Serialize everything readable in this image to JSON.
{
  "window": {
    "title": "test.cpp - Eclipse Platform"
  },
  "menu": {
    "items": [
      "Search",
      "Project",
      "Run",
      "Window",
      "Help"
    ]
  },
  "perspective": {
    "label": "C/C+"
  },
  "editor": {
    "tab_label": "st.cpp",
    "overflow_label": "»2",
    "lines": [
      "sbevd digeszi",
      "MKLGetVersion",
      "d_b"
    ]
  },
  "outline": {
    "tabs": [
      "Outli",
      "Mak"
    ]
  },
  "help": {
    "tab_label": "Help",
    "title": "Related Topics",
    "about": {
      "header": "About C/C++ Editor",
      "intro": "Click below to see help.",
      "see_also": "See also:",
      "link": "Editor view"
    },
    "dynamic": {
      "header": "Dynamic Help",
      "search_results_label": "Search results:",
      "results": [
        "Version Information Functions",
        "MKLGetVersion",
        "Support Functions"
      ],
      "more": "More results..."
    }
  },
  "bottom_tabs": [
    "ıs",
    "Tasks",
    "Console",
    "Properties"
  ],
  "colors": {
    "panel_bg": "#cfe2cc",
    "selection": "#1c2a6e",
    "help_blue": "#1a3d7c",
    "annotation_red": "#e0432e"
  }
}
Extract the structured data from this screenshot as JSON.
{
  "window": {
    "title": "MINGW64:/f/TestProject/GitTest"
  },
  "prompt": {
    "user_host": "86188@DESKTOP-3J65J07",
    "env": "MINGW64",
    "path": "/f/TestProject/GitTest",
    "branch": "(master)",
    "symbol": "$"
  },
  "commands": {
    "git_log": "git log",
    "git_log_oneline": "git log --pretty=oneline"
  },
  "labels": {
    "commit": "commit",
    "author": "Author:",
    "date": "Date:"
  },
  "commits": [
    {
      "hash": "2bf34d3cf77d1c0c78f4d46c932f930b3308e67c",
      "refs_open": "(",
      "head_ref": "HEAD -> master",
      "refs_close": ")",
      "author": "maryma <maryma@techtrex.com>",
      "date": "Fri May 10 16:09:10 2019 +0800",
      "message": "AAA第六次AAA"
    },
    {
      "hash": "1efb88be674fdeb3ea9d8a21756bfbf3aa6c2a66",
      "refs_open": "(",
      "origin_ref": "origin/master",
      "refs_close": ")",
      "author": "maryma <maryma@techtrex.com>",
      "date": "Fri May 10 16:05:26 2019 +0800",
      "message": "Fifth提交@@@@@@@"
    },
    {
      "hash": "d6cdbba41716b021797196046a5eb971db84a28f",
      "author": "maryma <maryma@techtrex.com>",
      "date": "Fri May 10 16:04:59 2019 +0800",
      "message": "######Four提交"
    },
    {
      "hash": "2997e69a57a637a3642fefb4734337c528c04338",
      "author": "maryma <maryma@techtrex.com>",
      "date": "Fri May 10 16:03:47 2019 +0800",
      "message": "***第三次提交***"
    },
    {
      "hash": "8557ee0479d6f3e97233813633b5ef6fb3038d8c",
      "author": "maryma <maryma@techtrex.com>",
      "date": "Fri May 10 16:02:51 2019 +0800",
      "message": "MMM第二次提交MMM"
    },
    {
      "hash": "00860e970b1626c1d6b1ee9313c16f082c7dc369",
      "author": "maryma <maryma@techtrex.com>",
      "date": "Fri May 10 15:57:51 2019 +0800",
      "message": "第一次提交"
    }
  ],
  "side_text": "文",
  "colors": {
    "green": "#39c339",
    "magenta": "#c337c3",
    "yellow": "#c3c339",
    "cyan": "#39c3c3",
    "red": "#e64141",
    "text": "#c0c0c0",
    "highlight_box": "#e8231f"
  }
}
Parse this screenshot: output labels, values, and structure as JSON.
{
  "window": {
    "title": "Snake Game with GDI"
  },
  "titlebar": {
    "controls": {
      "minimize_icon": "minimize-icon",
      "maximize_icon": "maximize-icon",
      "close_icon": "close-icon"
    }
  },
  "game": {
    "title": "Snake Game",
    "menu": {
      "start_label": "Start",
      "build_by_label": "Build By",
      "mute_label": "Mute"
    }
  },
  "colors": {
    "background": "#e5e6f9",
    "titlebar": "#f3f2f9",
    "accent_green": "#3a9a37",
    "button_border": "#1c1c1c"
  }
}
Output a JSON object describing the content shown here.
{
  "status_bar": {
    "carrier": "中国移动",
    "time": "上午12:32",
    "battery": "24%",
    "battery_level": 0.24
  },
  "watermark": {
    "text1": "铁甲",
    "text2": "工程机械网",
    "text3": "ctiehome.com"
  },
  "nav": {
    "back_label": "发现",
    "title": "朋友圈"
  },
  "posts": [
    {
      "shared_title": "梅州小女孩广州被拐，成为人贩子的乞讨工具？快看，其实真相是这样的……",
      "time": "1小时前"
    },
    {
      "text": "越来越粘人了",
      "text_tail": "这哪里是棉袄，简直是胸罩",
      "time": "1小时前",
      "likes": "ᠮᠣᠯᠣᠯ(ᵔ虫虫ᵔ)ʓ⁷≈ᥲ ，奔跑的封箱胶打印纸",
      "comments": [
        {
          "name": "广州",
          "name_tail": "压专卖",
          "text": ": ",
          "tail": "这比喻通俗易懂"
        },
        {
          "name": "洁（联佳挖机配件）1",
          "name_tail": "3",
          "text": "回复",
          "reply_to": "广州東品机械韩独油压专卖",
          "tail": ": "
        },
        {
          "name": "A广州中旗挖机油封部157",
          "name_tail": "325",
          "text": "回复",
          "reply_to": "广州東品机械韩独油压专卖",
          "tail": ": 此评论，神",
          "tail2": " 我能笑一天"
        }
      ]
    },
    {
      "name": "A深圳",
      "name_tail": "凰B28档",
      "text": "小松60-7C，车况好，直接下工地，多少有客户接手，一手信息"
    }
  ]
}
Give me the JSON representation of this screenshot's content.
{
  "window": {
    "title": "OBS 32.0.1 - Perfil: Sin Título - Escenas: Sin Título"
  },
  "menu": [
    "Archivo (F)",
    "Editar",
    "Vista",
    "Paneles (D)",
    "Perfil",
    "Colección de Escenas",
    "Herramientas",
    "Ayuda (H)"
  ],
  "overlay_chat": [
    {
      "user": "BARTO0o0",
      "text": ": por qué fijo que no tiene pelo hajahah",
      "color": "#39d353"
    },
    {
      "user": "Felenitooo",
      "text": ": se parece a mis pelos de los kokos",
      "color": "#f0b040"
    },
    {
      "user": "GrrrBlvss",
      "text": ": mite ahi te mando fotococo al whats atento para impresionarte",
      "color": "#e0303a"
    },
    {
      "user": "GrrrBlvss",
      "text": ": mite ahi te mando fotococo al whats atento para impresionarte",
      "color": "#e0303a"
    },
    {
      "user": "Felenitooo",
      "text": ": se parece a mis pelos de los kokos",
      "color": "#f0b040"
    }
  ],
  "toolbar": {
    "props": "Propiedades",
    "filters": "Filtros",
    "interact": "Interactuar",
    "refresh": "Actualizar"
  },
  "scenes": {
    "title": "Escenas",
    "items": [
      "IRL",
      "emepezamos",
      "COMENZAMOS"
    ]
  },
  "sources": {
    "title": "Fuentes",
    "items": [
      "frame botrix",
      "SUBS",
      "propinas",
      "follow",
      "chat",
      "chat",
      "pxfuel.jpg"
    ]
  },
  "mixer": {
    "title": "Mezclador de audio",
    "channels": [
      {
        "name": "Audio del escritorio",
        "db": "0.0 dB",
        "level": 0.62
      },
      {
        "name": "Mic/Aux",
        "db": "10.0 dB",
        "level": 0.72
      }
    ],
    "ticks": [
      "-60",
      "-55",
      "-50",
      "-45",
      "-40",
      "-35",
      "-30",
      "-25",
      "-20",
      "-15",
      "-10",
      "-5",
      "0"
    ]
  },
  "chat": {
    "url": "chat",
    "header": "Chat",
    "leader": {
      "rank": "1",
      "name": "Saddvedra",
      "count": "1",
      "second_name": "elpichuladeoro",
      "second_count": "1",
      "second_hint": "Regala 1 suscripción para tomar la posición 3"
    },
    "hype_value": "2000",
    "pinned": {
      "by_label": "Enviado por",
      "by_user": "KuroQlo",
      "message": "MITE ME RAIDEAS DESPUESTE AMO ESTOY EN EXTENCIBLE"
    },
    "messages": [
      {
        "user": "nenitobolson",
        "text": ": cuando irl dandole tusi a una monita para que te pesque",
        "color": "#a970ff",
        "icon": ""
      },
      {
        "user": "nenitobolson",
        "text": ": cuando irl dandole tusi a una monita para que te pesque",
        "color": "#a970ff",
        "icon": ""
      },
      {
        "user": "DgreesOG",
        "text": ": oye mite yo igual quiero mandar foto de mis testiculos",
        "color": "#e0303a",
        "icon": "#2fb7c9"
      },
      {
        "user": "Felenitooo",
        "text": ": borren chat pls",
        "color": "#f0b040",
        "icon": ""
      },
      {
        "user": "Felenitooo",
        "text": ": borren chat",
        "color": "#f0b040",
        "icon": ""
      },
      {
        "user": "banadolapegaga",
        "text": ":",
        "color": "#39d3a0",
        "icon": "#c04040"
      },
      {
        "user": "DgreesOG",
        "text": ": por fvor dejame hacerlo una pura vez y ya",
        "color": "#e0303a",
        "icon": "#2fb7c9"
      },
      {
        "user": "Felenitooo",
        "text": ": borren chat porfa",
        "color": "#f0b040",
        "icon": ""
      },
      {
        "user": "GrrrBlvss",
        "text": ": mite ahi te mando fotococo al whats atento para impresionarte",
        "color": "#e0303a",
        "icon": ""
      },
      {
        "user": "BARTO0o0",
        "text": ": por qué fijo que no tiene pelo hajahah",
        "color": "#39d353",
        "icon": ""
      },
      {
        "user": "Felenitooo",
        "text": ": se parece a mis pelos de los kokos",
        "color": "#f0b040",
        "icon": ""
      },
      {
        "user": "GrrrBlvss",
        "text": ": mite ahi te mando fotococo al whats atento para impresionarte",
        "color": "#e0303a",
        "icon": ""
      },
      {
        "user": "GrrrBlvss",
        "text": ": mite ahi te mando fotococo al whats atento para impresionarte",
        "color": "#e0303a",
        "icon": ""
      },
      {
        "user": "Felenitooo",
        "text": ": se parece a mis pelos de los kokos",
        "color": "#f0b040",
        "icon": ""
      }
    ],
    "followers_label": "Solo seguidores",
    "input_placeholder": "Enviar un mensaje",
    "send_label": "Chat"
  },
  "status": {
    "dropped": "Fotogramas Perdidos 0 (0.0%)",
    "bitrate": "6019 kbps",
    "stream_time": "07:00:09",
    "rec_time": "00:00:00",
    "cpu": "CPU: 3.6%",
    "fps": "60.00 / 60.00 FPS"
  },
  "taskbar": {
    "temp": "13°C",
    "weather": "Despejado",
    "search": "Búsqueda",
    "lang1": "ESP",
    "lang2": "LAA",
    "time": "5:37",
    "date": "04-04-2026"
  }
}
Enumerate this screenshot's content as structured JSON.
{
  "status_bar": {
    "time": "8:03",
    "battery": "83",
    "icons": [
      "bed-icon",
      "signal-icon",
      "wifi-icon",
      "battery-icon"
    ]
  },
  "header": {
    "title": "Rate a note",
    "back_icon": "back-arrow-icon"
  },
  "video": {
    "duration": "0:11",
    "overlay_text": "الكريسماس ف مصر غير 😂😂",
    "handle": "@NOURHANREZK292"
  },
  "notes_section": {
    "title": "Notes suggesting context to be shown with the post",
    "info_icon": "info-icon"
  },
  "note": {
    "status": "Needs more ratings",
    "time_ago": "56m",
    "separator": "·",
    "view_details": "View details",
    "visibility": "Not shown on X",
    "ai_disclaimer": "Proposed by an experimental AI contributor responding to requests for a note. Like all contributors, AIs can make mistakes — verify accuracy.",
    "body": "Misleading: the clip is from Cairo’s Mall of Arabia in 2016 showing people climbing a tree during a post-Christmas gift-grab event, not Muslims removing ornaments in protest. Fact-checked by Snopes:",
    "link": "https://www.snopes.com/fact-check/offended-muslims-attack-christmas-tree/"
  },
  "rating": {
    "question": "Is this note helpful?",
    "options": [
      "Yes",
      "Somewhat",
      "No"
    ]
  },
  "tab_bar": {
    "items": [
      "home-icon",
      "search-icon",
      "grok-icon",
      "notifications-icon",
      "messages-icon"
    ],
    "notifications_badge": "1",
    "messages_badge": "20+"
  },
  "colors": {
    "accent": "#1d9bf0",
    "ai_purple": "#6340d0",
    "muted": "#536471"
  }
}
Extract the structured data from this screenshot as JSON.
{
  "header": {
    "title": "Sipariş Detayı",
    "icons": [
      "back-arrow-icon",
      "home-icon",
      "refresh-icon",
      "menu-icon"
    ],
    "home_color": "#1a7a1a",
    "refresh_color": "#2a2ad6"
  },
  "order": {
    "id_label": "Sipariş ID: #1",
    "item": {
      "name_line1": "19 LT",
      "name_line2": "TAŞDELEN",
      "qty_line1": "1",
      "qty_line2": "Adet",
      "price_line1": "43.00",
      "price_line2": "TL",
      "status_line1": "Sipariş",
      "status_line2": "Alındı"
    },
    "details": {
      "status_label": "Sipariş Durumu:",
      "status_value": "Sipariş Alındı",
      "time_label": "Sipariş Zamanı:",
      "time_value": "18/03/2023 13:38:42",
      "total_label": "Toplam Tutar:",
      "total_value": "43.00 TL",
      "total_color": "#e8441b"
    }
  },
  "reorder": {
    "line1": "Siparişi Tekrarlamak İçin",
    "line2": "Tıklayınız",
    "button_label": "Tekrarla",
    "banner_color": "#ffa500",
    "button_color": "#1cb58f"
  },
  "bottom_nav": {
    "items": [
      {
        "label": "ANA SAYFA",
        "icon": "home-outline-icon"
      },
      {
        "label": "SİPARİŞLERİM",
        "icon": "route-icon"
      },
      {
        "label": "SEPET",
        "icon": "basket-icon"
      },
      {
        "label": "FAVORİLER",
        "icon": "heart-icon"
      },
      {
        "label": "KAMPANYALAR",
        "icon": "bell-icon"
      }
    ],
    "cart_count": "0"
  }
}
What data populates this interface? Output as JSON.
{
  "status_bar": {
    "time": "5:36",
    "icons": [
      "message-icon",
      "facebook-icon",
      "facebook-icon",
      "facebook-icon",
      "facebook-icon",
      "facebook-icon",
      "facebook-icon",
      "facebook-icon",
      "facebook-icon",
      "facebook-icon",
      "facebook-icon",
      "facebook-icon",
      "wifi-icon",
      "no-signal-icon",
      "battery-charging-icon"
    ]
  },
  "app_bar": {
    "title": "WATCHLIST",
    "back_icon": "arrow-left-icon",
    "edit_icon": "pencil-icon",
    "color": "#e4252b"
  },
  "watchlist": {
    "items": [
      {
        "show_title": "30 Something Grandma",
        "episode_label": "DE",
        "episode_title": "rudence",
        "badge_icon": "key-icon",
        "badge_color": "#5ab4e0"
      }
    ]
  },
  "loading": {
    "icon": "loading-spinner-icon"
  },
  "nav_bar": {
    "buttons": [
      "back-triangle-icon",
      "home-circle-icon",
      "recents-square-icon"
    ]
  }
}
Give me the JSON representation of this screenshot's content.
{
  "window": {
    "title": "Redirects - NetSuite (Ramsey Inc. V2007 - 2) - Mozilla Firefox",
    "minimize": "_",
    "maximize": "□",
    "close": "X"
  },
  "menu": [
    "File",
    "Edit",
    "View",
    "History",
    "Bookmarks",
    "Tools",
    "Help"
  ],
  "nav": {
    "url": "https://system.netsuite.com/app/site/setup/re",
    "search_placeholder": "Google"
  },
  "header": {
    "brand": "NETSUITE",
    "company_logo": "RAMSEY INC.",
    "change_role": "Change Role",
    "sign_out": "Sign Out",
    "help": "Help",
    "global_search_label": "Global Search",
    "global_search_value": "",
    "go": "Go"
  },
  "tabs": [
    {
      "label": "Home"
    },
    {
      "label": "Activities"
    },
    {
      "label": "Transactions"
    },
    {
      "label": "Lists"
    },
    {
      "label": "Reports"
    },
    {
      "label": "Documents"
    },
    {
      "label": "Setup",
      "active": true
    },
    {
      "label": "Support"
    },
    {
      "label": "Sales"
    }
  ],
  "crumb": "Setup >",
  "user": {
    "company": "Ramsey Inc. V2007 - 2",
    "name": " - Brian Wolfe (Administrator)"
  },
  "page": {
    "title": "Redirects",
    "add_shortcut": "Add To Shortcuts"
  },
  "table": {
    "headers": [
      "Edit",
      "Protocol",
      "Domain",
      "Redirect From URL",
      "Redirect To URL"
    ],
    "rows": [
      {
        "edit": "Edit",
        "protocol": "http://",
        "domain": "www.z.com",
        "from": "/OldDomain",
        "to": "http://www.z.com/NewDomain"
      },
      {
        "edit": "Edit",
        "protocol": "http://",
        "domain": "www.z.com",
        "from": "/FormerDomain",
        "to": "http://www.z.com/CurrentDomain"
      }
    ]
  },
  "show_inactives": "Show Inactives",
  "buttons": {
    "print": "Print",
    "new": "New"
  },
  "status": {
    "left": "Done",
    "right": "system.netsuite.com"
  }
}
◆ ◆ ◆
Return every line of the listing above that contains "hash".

      "hash": "2bf34d3cf77d1c0c78f4d46c932f930b3308e67c",
      "hash": "1efb88be674fdeb3ea9d8a21756bfbf3aa6c2a66",
      "hash": "d6cdbba41716b021797196046a5eb971db84a28f",
      "hash": "2997e69a57a637a3642fefb4734337c528c04338",
      "hash": "8557ee0479d6f3e97233813633b5ef6fb3038d8c",
      "hash": "00860e970b1626c1d6b1ee9313c16f082c7dc369",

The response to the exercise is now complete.